Throughout Autumn 2022, Nottingham Contemporary’s Live Programmes presented Seeing Through Flames, a series of auditory assemblages that turned listening into a collective channel of exchange. These sessions opened out the ideas and themes of our research strand, Emergency & Emergence, and surveyed different possibilities of forming solidarity through sound and music.
United by themes of adaptability and remediation, it convened diverse practitioners who investigated speculative timelines in order to provoke and think about alternative ways of being in the world. By looking at the politics of sonic intimacies and collective imagination, these study-as-listening sessions explored the potential for the poetic and vibrational undoing of the knowledge that underpins concepts of the dominant modes of being and oppression that those create to make ourselves and our planet anew
Below are selected recordings from the Seeing Through Flames listening sessions:
The Strangeness of the Dub by Edward George
This session looked into dub and its association with both communal reverie and spiritual transformation. Led by Edward George, it dwelled on the influences, dimensions, and spaces of dub by combining critical theory, social history, and live dub mixing. It brought forth the ideas of emptiness and silence, being and presence, space, and repetition and how these ideas intersect with themes, especially in reggae, of Diaspora, and ‘race’, history and memory, longing and loss.
Palestinian Sound Archive by Mo’min Swaitat
This session brought forward the history of Palestinian music through deep listening and storytelling and interlinks radical historical and social movements of and through music. An archive of rare tapes and vinyl from Palestine and beyond, spanning field recordings of weddings to revolutionary tracks and synth-heavy 80s funk, as well as original acoustic and jazz albums, were played by Mo’min as he elucidates on how these recordings and/or albums have been made.
Hollows and Resonances by David Toop
Hollows, spheres, caves and chambers are the resonant, amplifying spaces out of which sound emerges and intimate listening takes place. Resonance amplifies and enhances but it also acts as both metaphor and an agent of empathy, intimacy and fellowship. David Toop’s participatory workshop explored the possibilities of using materials, objects and acoustic spheres in the pursuit of communities described by Peter Sloterdijk as “sonospheric communards.”
Love Saves the Day by Tim Lawrence
This informal session explored the sonic and social legacy of David Mancuso’s Loft, the influential invitation-only, audiophile community party that came into being on Valentine’s Day 1970, sometimes referred to as the Love Saves the Day party. Led by Tim Lawrence, the session explored the influence of David and his figuring of the Loft as a uniquely utopian space driven by music, dance, stereo sound and, for those who wanted to partake, a tab of acid.

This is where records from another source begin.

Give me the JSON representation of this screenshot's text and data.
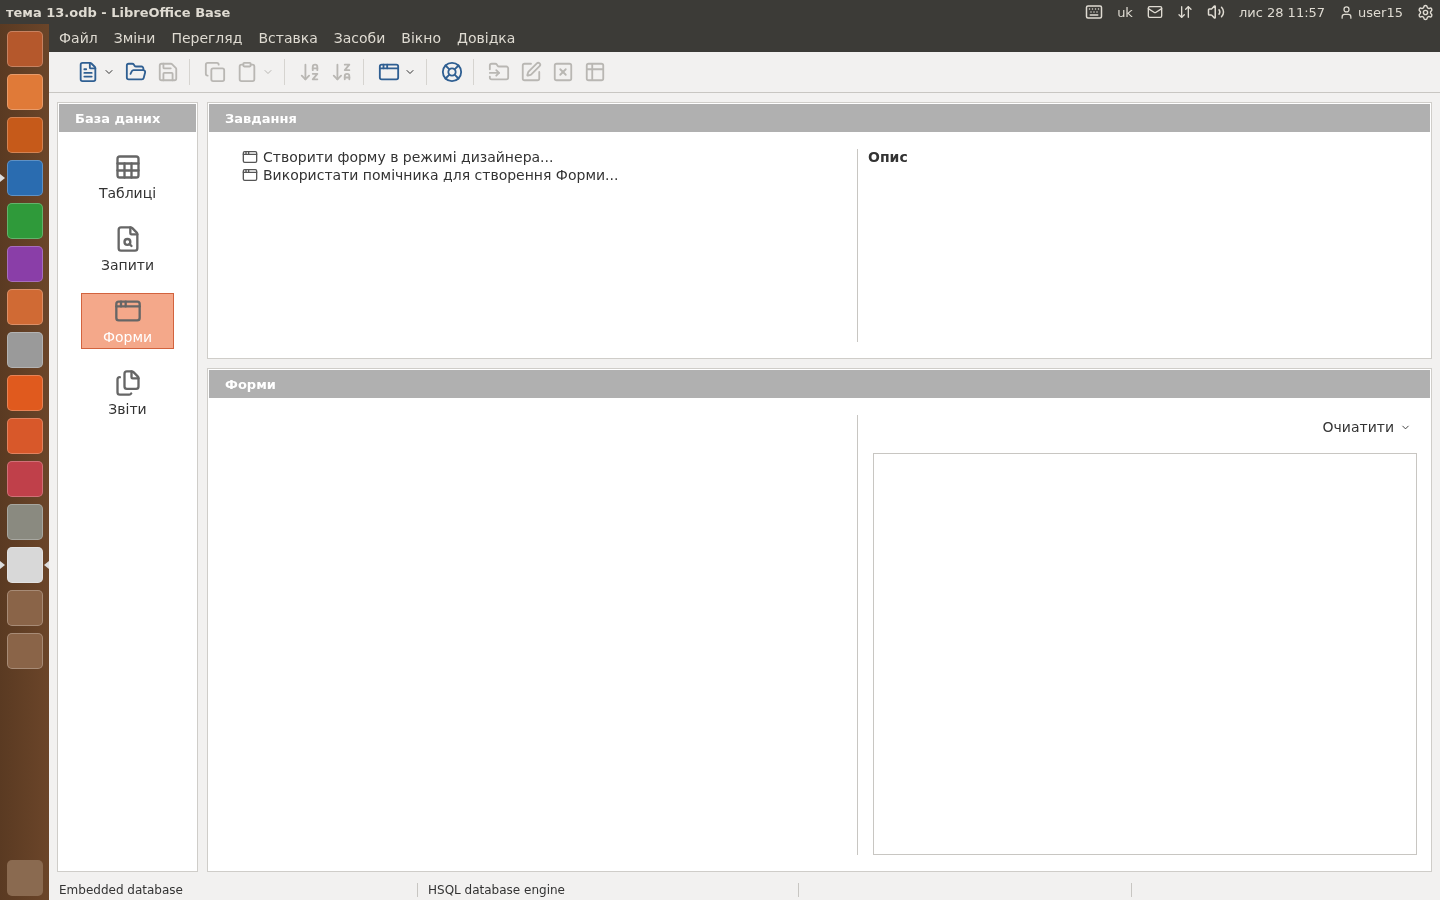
{
  "top_panel": {
    "title": "тема 13.odb - LibreOffice Base",
    "keyboard": "uk",
    "clock": "лис 28 11:57",
    "user": "user15"
  },
  "launcher": [
    {
      "running": false,
      "focused": false
    },
    {
      "running": false,
      "focused": false
    },
    {
      "running": false,
      "focused": false
    },
    {
      "running": true,
      "focused": false
    },
    {
      "running": false,
      "focused": false
    },
    {
      "running": false,
      "focused": false
    },
    {
      "running": false,
      "focused": false
    },
    {
      "running": false,
      "focused": false
    },
    {
      "running": false,
      "focused": false
    },
    {
      "running": false,
      "focused": false
    },
    {
      "running": false,
      "focused": false
    },
    {
      "running": false,
      "focused": false
    },
    {
      "running": true,
      "focused": true
    },
    {
      "running": false,
      "focused": false
    },
    {
      "running": false,
      "focused": false
    }
  ],
  "menu": [
    "Файл",
    "Зміни",
    "Перегляд",
    "Вставка",
    "Засоби",
    "Вікно",
    "Довідка"
  ],
  "toolbar": [
    [
      {
        "disabled": false,
        "dropdown": true
      },
      {
        "disabled": false,
        "dropdown": false
      },
      {
        "disabled": true,
        "dropdown": false
      }
    ],
    [
      {
        "disabled": true,
        "dropdown": false
      },
      {
        "disabled": true,
        "dropdown": true
      }
    ],
    [
      {
        "disabled": true,
        "dropdown": false
      },
      {
        "disabled": true,
        "dropdown": false
      }
    ],
    [
      {
        "disabled": false,
        "dropdown": true
      }
    ],
    [
      {
        "disabled": false,
        "dropdown": false
      }
    ],
    [
      {
        "disabled": true,
        "dropdown": false
      },
      {
        "disabled": true,
        "dropdown": false
      },
      {
        "disabled": true,
        "dropdown": false
      },
      {
        "disabled": true,
        "dropdown": false
      }
    ]
  ],
  "database_panel": {
    "title": "База даних",
    "items": [
      {
        "label": "Таблиці",
        "selected": false
      },
      {
        "label": "Запити",
        "selected": false
      },
      {
        "label": "Форми",
        "selected": true
      },
      {
        "label": "Звіти",
        "selected": false
      }
    ]
  },
  "tasks_panel": {
    "title": "Завдання",
    "tasks": [
      "Створити форму в режимі дизайнера...",
      "Використати помічника для створення Форми..."
    ],
    "description_title": "Опис"
  },
  "forms_panel": {
    "title": "Форми",
    "preview_menu": "Очиатити"
  },
  "status_bar": [
    "Embedded database",
    "HSQL database engine"
  ]
}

From the beginning of 1970 onwards, David made a decisive contribution to the establishment of a new form of music making or musicianship that embodied the countercultural period in a far more advanced way than many other musical genres such as acid rock and progressive rock. Why was it so important for David to reproduce sound accurately? How did the experience of listening adapt to this situation and how did it affect the modes of behaviour? Why does the Loft continue to resonate today? What are we holding on to and why?
In 2023, Seeing Through Flames continues to survey different possibilities of forming solidarity through sonic epistemologies and thinks “of dubbing” as a process of witnessing, in the wake of “the original”, and of filling in historical gaps through space of sound and acoustic experimentation. Rather than seeing history as settled and static, dub moves beyond and in between what is confined to history, preserved or abandoned.
By lending an emphatic ear to relational tempos, acoustics, beats and frequencies of historical formations and sonic world-making, this season’s Seeing Through Flames brings together a pluriverse of interdependent speculations that confronts the production and writing of history to underscore a condition of possibility for solidarity, beyond ‘the event’ in history, beyond cultural specificity and its locality.